As the state continues its rollout of the COVID-19 vaccine, Illinois’ top doctor rolled up her sleeve Tuesday to receive her first dose of the Pfizer vaccine.
Illinois Department of Public Health Director Dr. Ngozi Ezike says she has studied everything she can about COVID-19 and was excited to be vaccinated.
“Most people survive this illness but some don’t,” she said. “I don’t want to gamble with my life and I don’t want anyone else to gamble with theirs.”
Ezike said she’s also getting vaccinated for her family.
“I am taking this vaccine for my husband who gave me the scare of my life when he collapsed at the dinner table in front of me and our children in May. After being rushed to the hospital and learning of his diagnosis, it became intensely personal to never forget that this virus preys on people with pre-existing medical conditions,” she said. “I am getting vaccinated for my children who have struggled like many of us.”
Her husband’s condition was not disclosed, but Ezike says it puts him in a higher risk category should he contract the virus.
As of Monday night, 353,791 vaccinations have been administered, including 41,075 in long-term care facilities, according to IDPH data. Of the state’s more than 12 million residents, less than 1% — 72,458 — have been fully vaccinated, according to state data.
Currently, the vaccine is only available to health care workers as well as staff and residents of long-term care facilities. While the state could soon expand its rollout to include residents ages 65 and older, it will be months before it is widely available.
Ezike says she can’t wait for the vaccine to become available to everyone and that it is “going to give us our normal lives back.”
“We have a race against the clock because people are dying every single day,” she said, acknowledging the concern over a new variant of the virus that is already “potentially here” in Illinois.
IDPH reported 6,642 new confirmed and probable cases of COVID-19 on Tuesday and 117 additional deaths. Since the first infection was reported in Illinois nearly a year ago, there have been 1,040,168 cases and 17,743 deaths across the state.
As of Monday night, 3,553 people were hospitalized with COVID-19, and of those, 757 patients were in the ICU and 409 patients were on ventilators, according to state health officials.

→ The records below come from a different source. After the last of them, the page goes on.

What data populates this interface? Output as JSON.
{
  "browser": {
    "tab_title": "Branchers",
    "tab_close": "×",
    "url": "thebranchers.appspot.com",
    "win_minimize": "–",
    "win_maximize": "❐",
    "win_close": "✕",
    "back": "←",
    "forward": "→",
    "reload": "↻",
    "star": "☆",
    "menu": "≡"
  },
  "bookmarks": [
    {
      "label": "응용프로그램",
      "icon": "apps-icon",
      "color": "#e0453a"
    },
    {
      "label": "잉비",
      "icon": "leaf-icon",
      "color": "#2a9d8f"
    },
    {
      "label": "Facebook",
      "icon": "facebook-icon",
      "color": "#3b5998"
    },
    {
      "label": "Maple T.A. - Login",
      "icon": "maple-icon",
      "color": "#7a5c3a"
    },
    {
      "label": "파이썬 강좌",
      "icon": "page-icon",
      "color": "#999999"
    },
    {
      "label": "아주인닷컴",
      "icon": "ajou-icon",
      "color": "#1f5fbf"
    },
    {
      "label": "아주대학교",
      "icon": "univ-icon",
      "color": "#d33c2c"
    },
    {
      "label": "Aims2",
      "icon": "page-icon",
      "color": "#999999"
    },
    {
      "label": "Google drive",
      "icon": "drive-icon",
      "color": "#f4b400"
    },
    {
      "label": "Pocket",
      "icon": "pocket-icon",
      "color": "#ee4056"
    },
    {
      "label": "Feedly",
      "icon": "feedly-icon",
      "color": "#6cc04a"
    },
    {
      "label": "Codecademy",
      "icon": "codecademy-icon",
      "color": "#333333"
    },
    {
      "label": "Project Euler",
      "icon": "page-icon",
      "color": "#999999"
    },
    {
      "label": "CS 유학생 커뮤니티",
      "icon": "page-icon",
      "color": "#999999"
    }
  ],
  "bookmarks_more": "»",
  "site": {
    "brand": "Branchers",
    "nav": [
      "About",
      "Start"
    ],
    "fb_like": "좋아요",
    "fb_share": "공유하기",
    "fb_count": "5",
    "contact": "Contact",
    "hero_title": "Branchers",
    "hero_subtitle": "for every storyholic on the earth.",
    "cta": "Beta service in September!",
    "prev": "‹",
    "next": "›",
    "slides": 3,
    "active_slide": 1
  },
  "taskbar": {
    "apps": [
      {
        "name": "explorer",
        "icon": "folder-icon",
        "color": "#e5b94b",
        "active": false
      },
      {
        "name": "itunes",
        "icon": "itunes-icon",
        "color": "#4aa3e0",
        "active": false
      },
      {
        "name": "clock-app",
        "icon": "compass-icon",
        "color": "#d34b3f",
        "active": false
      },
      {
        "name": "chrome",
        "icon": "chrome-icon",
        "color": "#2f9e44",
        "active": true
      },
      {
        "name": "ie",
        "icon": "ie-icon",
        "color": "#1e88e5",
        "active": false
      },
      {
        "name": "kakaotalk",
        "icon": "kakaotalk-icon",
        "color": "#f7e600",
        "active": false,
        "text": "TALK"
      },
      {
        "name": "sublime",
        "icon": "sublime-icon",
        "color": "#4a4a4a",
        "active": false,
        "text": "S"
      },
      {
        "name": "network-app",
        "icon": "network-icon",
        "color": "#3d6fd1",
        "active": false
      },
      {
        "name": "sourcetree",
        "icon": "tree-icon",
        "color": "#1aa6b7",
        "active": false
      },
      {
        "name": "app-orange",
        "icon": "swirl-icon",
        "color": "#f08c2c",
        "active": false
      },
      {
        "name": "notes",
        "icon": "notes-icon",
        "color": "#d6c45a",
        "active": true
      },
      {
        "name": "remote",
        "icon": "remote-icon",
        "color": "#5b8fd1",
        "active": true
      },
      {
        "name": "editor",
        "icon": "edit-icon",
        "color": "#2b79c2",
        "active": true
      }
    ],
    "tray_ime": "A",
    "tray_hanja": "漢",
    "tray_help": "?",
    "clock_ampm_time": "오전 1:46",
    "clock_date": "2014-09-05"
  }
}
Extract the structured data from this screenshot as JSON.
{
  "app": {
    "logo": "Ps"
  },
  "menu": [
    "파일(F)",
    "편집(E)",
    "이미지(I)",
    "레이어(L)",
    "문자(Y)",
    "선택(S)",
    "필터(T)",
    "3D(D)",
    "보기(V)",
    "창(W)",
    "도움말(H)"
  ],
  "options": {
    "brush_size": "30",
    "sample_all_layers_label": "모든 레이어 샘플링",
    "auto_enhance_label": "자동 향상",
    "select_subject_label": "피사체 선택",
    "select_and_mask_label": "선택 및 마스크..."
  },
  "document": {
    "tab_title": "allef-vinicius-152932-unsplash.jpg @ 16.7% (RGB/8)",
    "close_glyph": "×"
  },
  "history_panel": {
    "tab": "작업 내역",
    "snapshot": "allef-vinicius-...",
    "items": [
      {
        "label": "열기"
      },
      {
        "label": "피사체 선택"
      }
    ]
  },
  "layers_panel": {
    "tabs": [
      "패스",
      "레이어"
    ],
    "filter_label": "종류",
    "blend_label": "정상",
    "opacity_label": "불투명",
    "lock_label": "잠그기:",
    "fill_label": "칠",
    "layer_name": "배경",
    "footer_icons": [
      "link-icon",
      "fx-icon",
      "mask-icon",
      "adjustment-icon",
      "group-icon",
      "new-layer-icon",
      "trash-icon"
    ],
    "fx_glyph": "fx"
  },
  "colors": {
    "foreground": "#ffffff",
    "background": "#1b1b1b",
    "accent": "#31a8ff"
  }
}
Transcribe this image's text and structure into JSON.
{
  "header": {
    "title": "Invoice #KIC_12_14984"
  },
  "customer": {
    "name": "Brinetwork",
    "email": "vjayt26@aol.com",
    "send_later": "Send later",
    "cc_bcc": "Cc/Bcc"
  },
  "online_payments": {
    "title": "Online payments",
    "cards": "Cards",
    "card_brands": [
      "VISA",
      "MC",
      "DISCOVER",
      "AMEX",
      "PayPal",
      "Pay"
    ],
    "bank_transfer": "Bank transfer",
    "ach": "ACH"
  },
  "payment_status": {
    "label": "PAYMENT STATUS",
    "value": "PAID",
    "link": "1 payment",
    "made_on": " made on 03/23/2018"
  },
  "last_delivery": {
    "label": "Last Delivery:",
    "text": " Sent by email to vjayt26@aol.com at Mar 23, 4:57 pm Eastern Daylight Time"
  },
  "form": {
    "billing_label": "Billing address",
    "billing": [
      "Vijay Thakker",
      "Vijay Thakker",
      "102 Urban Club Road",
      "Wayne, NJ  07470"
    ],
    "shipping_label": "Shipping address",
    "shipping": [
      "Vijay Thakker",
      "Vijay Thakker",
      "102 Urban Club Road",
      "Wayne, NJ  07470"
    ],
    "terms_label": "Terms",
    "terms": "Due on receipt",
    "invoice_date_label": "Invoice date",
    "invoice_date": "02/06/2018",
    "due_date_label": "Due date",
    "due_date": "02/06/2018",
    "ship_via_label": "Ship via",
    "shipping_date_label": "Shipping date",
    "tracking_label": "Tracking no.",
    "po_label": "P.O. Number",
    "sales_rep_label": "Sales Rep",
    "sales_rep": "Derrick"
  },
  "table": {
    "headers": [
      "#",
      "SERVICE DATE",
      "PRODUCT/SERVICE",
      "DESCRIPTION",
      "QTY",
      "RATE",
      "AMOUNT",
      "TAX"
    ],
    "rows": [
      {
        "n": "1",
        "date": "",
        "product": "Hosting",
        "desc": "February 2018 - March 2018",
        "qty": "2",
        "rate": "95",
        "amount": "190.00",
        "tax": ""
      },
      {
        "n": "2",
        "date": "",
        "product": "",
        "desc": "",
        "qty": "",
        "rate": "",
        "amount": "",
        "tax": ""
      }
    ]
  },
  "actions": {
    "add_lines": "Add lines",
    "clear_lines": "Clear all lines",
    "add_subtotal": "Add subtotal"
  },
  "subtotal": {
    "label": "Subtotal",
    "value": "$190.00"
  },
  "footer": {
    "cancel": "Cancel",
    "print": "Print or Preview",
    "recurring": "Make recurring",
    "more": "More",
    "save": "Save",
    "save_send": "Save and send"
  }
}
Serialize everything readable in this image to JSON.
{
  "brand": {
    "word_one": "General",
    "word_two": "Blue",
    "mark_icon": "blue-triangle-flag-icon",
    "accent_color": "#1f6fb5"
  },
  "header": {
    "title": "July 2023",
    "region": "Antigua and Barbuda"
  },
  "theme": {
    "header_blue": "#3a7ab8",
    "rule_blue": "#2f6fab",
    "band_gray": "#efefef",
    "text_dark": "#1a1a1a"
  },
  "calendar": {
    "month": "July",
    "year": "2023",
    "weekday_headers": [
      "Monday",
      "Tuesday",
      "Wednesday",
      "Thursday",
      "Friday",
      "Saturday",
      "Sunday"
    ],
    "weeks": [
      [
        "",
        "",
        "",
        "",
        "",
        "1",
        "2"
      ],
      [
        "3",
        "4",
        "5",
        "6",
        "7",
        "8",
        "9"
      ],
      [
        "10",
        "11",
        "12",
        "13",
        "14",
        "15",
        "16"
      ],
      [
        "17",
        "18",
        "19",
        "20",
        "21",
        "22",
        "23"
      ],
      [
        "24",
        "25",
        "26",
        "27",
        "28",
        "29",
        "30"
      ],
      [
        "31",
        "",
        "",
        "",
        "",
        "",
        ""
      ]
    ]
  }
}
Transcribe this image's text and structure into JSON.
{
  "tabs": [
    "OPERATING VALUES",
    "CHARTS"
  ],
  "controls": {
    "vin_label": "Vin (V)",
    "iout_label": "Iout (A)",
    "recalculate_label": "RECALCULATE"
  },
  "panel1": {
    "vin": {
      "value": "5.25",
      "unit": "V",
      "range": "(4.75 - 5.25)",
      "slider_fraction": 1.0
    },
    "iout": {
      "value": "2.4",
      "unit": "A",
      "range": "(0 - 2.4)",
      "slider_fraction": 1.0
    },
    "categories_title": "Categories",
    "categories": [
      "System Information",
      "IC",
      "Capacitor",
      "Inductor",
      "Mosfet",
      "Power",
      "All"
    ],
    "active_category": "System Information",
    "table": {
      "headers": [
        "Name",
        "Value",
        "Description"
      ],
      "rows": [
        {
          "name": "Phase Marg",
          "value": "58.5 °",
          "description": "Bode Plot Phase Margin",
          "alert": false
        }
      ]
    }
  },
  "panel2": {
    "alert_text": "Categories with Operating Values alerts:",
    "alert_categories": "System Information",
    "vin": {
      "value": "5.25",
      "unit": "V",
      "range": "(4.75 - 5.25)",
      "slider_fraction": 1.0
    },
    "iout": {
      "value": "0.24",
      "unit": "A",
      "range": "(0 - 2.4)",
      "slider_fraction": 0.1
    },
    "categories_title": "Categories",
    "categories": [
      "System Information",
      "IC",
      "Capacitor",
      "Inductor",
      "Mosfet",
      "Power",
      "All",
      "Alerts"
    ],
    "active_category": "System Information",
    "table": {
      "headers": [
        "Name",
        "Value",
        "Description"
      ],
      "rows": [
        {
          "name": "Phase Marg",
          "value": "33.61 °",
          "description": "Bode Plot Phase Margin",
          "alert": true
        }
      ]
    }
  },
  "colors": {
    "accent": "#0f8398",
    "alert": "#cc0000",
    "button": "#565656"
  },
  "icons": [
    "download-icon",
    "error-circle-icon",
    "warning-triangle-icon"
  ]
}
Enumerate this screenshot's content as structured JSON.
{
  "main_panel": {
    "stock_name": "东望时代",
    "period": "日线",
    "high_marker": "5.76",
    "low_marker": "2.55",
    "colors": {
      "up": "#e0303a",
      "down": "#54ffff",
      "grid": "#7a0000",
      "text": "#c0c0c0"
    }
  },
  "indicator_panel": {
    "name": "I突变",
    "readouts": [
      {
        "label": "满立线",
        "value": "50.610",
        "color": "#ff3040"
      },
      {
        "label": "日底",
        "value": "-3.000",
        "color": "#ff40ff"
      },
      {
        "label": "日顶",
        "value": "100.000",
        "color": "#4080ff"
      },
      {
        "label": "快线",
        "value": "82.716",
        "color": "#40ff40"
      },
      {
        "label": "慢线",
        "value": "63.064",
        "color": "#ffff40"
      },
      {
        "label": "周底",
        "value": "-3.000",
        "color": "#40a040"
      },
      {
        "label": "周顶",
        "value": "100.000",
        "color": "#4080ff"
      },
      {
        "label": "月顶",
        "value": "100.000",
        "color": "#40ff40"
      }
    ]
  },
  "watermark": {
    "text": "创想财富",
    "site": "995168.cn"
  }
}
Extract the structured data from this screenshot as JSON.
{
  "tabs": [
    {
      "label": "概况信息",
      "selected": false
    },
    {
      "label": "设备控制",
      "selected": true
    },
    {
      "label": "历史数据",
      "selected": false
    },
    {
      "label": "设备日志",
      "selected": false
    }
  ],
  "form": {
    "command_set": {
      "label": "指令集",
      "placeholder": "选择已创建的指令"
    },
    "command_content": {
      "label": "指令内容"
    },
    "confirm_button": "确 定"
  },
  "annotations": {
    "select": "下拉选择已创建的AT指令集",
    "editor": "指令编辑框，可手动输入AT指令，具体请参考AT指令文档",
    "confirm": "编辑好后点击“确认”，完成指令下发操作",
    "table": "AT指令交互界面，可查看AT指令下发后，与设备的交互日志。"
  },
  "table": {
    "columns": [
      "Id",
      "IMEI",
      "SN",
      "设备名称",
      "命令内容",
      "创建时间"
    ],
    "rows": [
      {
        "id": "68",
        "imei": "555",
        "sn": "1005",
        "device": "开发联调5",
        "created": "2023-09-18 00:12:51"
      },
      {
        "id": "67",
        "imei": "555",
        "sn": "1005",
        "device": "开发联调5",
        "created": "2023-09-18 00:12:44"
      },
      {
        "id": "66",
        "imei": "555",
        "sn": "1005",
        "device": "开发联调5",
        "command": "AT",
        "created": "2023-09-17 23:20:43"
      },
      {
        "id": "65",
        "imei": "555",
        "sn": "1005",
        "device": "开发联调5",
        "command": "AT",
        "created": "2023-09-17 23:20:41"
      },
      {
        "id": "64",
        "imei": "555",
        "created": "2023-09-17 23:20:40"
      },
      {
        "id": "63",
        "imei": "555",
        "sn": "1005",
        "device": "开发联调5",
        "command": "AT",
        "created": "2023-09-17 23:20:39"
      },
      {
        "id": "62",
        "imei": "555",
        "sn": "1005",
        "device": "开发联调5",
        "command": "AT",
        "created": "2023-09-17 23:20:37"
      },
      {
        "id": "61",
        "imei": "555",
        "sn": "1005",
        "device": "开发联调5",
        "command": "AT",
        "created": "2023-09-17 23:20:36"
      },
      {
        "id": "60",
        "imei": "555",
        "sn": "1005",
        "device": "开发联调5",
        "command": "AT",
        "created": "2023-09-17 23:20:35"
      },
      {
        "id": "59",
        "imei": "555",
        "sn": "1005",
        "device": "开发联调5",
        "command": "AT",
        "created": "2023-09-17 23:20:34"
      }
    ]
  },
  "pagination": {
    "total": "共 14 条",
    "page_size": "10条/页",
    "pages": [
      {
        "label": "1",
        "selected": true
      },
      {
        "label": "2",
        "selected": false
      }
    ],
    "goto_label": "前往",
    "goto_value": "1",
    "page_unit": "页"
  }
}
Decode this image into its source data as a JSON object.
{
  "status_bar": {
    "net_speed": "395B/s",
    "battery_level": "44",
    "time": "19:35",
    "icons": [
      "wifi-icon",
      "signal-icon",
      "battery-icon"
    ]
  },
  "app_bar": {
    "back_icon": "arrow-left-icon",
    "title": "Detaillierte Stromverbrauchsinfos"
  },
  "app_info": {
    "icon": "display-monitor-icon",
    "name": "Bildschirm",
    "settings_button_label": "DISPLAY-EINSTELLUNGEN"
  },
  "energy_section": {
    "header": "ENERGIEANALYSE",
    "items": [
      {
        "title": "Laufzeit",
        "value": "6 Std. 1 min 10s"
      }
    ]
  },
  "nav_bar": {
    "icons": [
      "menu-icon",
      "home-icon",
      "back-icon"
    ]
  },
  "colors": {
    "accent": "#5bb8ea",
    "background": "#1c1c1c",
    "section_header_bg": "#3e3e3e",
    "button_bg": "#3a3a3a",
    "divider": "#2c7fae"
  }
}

Ezike acknowledged the decision to be vaccinated is “intensely personal” and that some people will never choose to do so, but she believes more people will opt in as the number of first and second doses administered rises.
“I hope that will move the needle – pun intended. We will continue to put that education out. I want you to continue asking questions,” she said, adding IDPH and local public health departments are hosting town halls about the vaccine. “Hopefully after you get the facts, you will get the vax,” she said.
The preliminary seven-day statewide positivity for cases is 7.5%, — down from 8.5% a week ago, according to IDPH data.
The preliminary seven-day statewide test positivity is 8.6%, according to state health officials. That number is higher in both suburban Cook County (9.8%) and Chicago (10.1%), according to IDPH regional data.